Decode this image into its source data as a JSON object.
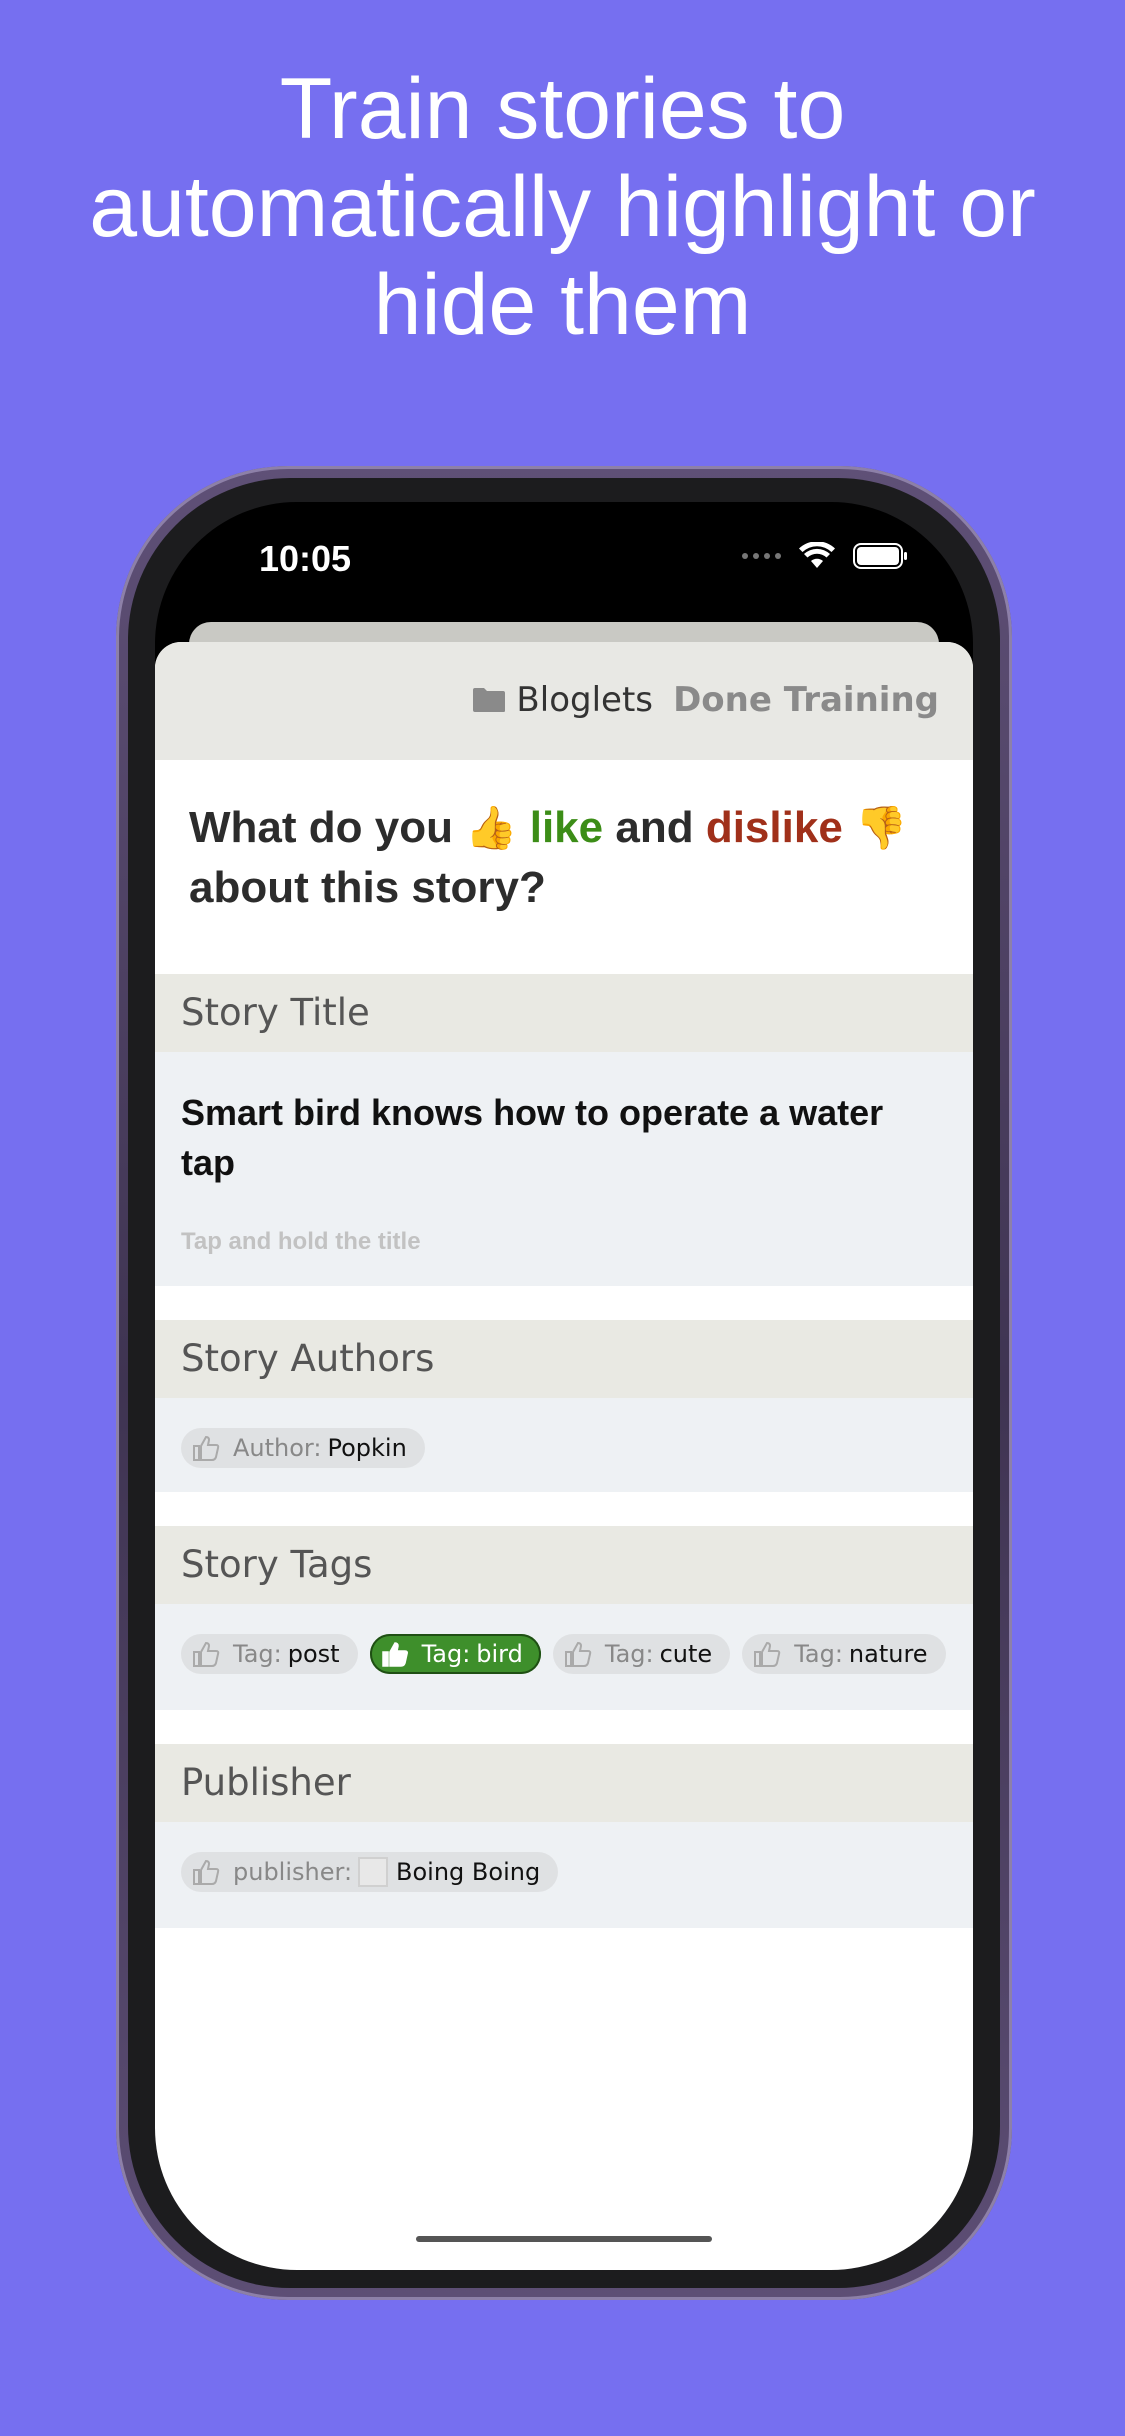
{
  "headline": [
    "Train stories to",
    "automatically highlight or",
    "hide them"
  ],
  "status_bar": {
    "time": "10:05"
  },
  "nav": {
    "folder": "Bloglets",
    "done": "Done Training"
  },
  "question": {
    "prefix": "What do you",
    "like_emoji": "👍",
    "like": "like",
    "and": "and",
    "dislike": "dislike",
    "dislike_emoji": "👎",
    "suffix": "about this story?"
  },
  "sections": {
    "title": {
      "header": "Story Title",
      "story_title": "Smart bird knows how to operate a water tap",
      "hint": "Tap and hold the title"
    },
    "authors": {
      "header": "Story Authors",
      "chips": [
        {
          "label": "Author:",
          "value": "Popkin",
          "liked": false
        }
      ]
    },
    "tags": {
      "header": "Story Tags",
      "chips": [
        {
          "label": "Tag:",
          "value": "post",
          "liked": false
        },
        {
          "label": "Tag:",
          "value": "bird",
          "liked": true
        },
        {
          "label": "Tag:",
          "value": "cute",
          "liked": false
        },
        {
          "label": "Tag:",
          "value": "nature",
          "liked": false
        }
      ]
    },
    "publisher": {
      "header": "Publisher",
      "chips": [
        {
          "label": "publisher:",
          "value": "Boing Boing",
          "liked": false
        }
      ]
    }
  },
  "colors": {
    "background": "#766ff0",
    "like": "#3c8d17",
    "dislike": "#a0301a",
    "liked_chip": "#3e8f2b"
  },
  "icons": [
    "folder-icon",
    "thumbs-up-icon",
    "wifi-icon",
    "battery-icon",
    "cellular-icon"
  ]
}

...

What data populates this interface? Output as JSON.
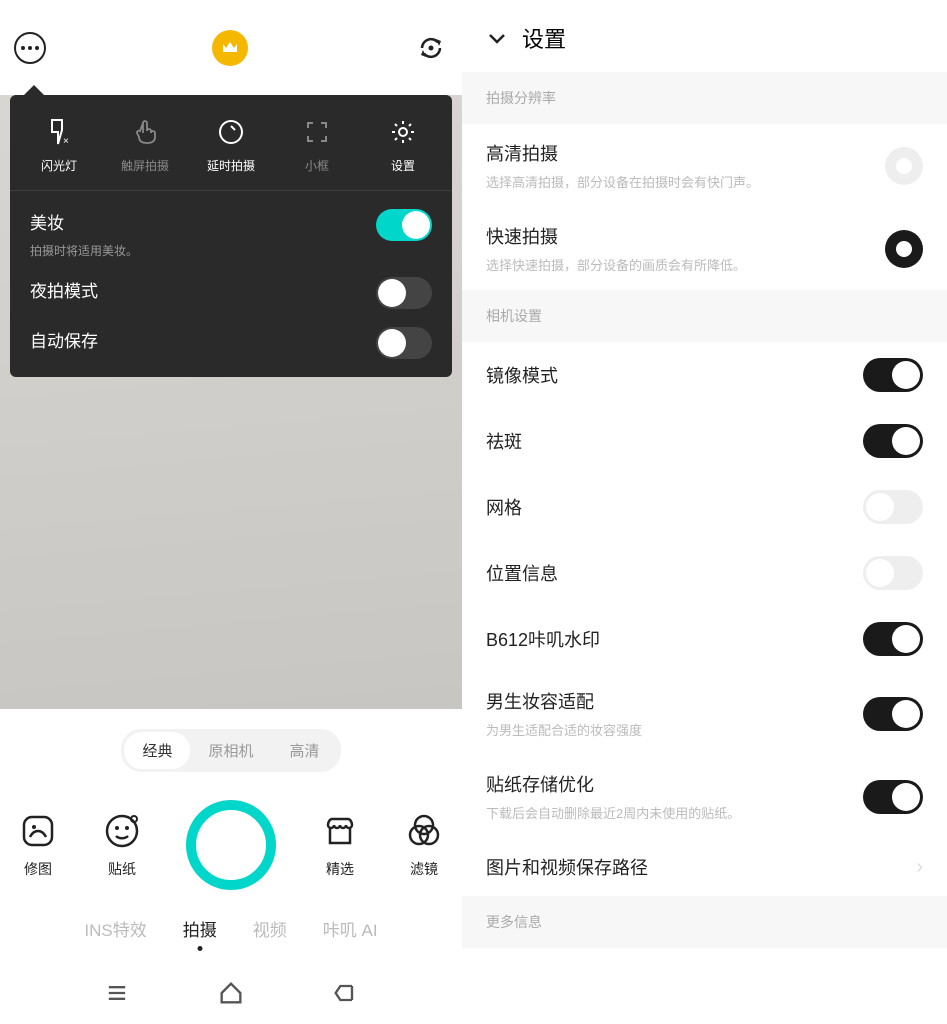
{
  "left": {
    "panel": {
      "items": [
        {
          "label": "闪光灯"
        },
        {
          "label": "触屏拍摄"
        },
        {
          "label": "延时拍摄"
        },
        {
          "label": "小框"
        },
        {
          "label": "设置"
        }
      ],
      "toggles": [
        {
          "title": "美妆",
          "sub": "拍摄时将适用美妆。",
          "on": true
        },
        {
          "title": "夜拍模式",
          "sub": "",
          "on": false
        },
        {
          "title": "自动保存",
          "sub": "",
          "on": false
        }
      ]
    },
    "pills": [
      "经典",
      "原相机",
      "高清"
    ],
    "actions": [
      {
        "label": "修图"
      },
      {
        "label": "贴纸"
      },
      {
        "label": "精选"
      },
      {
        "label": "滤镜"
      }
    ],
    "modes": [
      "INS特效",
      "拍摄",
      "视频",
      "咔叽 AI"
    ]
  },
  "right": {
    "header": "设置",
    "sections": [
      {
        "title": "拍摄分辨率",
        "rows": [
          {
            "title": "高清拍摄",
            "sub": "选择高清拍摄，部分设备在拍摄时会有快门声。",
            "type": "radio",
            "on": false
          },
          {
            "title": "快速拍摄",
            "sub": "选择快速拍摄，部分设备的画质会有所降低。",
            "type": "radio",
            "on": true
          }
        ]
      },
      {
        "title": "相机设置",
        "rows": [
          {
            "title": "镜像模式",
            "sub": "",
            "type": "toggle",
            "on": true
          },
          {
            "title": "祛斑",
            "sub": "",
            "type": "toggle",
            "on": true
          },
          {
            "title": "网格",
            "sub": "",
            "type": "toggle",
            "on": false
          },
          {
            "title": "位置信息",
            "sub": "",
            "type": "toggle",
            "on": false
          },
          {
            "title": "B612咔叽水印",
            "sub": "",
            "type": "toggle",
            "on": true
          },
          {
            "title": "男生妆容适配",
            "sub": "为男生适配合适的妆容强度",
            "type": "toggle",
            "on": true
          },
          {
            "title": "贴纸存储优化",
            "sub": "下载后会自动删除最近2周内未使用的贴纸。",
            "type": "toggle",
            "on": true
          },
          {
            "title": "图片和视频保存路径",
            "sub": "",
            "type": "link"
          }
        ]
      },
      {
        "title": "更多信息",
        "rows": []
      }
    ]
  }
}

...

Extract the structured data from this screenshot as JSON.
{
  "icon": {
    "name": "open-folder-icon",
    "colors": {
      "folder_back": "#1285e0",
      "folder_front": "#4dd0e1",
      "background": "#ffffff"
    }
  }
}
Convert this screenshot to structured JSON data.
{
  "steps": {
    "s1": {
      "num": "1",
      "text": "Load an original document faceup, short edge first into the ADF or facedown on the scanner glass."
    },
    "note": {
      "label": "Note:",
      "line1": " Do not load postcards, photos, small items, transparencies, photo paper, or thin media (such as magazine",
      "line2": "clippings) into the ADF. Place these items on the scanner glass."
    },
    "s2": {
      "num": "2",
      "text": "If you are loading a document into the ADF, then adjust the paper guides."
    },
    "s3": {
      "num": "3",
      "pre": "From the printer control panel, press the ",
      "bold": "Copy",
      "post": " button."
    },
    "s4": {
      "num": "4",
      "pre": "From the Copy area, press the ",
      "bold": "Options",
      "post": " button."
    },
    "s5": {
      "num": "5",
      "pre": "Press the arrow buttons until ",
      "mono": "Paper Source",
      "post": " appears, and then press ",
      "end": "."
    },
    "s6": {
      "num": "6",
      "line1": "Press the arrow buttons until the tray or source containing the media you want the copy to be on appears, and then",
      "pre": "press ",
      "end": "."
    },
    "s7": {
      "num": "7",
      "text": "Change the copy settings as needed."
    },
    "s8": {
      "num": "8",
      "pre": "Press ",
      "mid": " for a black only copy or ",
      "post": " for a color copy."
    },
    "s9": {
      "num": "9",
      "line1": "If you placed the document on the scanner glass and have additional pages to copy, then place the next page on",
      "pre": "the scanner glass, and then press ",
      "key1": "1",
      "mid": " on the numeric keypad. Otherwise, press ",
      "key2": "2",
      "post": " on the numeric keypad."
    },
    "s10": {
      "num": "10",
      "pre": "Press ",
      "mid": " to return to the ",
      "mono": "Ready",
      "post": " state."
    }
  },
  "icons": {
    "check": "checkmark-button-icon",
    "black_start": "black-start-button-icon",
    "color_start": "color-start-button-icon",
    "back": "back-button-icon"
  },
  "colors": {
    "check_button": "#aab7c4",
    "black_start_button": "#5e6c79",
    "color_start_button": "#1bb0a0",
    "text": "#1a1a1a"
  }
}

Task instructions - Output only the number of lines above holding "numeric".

Solved exercise - 2